OK, we're all set! An infected machine will send 25,000 packets (400 bytes each) a second, for a total of 100Mbps. In a day, it will scan around 2*109 IPs, hitting half the IPs on the Internet. Clearly, in this mode μ(z)>>1 if there are any vulnerable machines out there at all.

Suppose now we only allow 1 minute before an infected machine is shut down. An infected machine scans 1,500,000 IPs before being shut down. Recall that many IPs are unused (this is unfortunately true, regardless of the IP address shortage). If only 1 in 1000 IPs is used (i.e. ~2 million hosts on the Internet) and the probability of a host being vulnerable is 1/5000 (i.e., running a vulnerable SQL Server or similar product, not behind a firewall or behind a firewall not blocking the dangerous port), then μ(z)<1, and we're safe -- the infection will die off by itself. But, even with these optimistic numbers, if infected machines are allowed to run for 10 minutes, μ(z)=3.333... > 1, and we'll be hit badly (the number of infected machines will roughly triple every 10 minutes).

Slammer had it too easy.
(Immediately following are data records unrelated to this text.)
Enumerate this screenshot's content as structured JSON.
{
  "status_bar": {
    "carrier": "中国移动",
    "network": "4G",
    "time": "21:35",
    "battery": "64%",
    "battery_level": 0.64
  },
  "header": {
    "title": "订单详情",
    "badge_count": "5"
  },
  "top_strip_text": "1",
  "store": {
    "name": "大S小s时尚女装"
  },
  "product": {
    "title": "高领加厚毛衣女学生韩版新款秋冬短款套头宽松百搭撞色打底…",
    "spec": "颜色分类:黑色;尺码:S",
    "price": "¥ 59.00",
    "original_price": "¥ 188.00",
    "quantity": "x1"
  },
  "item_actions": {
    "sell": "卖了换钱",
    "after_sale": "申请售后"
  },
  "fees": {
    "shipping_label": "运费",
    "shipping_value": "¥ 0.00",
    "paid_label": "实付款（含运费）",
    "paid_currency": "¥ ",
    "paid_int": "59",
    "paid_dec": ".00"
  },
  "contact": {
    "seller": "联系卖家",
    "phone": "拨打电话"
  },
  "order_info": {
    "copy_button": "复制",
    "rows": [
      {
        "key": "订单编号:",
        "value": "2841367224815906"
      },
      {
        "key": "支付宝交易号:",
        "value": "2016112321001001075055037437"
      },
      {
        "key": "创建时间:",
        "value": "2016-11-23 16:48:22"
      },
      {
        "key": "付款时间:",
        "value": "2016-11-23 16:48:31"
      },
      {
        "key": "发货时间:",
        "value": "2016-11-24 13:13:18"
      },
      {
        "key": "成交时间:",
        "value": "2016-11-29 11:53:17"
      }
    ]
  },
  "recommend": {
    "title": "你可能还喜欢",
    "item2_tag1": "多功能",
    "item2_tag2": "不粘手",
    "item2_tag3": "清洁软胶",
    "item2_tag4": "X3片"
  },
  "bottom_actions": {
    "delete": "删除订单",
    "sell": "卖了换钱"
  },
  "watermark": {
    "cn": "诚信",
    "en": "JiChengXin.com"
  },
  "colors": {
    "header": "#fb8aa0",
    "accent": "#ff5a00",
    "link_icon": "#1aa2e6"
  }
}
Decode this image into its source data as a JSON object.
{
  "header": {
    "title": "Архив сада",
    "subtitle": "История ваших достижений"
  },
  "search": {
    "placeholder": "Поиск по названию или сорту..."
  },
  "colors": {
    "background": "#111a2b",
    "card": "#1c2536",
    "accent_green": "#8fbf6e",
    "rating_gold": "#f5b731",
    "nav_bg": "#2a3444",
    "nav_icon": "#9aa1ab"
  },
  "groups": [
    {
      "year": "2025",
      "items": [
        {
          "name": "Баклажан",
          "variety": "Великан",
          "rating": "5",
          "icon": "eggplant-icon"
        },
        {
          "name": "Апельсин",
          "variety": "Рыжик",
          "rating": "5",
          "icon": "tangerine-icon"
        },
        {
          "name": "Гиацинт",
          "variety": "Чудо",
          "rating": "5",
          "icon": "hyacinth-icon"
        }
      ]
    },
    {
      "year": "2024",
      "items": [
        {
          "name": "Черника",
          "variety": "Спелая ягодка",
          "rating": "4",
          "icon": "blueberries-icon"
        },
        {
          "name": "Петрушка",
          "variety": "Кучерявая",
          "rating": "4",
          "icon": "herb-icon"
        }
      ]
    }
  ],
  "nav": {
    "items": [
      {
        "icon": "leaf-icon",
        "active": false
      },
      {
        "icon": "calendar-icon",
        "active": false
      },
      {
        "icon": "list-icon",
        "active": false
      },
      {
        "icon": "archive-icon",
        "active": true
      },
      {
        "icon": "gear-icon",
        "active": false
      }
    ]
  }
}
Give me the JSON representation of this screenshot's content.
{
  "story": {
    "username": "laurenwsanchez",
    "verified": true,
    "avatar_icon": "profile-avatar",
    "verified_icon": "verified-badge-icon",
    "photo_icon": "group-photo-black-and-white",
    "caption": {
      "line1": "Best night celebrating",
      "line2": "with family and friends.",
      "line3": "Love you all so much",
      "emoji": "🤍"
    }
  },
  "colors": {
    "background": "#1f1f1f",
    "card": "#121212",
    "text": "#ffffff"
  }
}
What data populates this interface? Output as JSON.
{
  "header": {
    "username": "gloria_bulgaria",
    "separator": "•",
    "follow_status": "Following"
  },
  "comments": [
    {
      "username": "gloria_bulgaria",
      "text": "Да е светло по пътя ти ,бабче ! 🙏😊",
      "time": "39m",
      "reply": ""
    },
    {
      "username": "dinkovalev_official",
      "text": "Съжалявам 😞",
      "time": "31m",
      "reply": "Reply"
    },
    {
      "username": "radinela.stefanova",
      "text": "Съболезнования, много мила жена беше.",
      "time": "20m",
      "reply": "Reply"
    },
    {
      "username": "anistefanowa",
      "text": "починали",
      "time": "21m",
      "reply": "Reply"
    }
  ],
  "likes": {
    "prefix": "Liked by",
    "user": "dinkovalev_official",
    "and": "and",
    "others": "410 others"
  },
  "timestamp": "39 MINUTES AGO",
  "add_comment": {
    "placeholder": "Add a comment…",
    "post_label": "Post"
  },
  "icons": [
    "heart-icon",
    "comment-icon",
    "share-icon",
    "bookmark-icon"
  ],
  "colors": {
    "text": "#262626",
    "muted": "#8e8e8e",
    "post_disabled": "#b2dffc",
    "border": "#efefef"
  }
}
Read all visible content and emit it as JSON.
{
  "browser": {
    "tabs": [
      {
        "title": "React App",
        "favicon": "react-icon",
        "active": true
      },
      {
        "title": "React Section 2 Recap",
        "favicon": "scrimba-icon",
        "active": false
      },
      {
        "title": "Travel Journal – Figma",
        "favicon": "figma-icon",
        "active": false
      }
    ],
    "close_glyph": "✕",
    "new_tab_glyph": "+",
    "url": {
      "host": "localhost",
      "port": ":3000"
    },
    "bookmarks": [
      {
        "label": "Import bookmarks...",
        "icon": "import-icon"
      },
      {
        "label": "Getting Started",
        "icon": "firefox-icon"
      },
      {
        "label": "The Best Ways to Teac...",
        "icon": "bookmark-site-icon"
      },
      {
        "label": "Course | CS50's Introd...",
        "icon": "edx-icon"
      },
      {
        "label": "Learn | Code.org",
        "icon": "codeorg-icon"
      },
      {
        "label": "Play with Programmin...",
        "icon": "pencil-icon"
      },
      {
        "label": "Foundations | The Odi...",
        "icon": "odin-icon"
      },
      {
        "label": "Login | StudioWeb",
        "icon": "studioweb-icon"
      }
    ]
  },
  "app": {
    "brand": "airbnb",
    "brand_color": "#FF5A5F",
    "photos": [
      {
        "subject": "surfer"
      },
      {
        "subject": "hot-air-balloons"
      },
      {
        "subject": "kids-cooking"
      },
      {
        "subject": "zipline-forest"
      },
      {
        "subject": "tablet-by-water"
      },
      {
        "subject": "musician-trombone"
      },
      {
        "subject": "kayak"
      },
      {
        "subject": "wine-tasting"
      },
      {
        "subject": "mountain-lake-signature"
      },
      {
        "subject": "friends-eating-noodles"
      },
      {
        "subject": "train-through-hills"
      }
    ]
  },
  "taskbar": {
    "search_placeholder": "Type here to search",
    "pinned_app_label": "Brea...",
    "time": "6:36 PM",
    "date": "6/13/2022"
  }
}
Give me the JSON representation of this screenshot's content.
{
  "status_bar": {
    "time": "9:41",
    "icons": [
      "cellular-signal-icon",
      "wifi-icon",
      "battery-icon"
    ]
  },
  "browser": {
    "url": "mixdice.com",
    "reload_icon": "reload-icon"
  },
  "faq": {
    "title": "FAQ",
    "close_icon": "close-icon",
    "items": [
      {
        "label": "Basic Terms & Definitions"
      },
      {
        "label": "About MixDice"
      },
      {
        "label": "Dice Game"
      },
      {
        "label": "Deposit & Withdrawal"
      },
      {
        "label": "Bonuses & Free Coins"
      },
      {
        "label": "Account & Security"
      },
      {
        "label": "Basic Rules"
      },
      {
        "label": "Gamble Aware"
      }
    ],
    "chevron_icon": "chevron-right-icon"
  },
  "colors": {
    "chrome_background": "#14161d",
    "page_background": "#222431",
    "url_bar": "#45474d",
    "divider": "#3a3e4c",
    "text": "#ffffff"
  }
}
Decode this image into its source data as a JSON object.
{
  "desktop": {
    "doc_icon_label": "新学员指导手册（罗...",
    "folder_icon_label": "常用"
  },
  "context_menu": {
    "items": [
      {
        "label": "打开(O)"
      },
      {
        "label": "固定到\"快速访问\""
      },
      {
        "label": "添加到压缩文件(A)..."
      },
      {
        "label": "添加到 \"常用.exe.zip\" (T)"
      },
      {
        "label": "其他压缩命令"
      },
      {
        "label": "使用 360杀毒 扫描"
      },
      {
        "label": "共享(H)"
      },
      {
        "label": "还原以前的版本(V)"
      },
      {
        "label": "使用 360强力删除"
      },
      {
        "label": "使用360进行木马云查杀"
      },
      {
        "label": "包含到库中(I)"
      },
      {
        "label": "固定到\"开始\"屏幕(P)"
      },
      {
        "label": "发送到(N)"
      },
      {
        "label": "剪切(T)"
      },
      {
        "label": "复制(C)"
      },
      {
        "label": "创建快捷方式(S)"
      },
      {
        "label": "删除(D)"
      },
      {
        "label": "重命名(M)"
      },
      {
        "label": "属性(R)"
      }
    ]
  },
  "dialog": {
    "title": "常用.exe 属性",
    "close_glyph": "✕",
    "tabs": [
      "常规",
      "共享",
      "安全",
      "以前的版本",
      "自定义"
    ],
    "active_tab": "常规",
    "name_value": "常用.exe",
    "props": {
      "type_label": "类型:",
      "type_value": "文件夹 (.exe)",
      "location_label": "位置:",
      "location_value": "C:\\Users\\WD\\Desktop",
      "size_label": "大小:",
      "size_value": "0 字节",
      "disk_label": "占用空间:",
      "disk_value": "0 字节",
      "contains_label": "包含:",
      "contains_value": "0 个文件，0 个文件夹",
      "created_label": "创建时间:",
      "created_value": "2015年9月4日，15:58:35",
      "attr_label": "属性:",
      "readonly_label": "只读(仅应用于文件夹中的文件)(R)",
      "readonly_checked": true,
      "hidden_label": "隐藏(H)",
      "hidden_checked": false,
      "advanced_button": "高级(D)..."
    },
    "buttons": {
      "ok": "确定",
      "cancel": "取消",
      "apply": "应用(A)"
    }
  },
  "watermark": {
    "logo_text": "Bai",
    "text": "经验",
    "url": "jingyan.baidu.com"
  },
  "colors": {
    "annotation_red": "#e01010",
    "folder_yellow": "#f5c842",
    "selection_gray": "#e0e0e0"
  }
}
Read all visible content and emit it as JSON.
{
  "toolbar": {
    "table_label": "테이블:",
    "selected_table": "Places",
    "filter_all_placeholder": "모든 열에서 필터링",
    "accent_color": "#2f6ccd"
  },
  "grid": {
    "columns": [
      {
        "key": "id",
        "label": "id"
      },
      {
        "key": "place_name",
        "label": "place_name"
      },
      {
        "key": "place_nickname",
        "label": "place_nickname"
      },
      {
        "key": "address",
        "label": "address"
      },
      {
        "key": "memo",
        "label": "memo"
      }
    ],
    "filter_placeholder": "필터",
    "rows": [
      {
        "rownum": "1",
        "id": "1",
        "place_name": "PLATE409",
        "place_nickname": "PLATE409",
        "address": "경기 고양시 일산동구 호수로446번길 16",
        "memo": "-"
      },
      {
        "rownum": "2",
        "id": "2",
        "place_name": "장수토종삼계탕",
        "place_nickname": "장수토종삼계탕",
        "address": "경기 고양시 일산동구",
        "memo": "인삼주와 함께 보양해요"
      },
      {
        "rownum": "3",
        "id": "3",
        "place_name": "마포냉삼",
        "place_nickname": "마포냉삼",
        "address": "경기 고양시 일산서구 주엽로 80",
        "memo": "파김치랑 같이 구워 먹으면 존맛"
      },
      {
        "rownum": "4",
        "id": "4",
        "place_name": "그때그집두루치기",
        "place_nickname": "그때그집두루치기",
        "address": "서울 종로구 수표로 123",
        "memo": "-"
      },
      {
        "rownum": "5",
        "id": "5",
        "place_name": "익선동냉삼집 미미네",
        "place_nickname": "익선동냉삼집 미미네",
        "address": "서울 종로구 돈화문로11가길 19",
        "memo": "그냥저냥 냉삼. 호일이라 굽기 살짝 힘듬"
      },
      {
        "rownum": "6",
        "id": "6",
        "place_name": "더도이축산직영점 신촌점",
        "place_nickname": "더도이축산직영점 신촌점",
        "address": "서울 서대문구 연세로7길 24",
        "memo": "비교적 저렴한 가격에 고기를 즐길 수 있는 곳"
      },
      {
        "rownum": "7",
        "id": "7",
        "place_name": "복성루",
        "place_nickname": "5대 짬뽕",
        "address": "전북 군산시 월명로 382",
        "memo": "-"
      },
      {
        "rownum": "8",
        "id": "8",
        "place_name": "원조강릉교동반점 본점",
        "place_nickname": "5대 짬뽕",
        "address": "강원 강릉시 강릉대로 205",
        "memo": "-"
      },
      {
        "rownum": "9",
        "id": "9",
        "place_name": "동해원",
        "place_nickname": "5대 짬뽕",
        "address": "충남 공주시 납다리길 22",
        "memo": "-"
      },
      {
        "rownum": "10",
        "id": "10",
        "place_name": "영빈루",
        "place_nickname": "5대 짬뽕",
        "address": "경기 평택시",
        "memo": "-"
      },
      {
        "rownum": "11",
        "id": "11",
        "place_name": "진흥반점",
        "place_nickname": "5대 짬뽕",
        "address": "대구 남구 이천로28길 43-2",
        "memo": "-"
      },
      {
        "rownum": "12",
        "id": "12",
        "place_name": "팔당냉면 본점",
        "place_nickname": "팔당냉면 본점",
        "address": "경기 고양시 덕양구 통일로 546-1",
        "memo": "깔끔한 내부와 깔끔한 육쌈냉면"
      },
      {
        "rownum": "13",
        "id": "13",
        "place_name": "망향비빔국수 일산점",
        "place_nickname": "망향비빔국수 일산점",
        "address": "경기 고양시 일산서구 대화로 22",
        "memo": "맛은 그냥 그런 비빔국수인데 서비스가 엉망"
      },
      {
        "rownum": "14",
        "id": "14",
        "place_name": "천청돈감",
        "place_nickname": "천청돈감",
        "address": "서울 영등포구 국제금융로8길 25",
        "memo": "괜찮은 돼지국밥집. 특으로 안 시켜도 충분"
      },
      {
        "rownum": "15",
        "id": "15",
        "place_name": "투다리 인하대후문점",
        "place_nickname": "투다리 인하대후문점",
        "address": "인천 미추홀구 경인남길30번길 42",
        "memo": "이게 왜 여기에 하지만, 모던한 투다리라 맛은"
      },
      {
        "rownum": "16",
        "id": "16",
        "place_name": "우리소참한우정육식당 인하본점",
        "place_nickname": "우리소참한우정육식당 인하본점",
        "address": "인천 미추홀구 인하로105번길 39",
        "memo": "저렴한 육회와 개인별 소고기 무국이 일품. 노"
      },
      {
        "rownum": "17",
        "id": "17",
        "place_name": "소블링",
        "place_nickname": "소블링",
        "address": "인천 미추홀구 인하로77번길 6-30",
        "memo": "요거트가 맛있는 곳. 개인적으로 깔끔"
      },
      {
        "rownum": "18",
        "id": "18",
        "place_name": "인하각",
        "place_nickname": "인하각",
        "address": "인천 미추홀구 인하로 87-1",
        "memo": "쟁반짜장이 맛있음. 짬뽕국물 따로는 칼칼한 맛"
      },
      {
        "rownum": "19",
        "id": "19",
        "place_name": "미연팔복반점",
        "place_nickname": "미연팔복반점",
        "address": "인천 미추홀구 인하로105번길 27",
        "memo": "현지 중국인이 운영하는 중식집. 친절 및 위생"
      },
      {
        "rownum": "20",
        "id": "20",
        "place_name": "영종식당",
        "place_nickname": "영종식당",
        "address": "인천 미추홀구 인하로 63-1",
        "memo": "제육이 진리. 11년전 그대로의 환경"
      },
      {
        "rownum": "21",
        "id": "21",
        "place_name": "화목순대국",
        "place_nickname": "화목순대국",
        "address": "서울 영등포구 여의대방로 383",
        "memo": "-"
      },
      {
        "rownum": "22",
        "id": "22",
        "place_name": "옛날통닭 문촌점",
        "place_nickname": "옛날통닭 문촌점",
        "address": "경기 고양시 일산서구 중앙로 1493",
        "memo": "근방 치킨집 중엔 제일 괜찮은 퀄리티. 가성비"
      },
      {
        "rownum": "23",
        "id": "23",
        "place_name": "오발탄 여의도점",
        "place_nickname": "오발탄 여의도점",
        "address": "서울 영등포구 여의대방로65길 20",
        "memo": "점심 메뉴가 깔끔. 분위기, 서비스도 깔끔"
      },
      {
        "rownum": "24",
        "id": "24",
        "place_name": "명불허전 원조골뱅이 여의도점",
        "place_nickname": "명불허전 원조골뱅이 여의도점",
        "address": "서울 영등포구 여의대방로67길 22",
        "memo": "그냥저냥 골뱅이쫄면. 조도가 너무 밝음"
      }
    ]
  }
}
It could have been 10 or 100 times larger, maybe even utilizing some primitive TCP stack, and still have made an impact.


  1. The Spread of the Sapphire/Slammer Worm, David Moore (CAIDA & UCSD), Vern Paxson (ICIR & LBNL), Stefan Savage (UCSD CSE), Colleen Shannon (CAIDA), Stuart Staniford (Silicon Defense) and Nicholas Weaver (Silicon Defense & UC Berkeley EECS).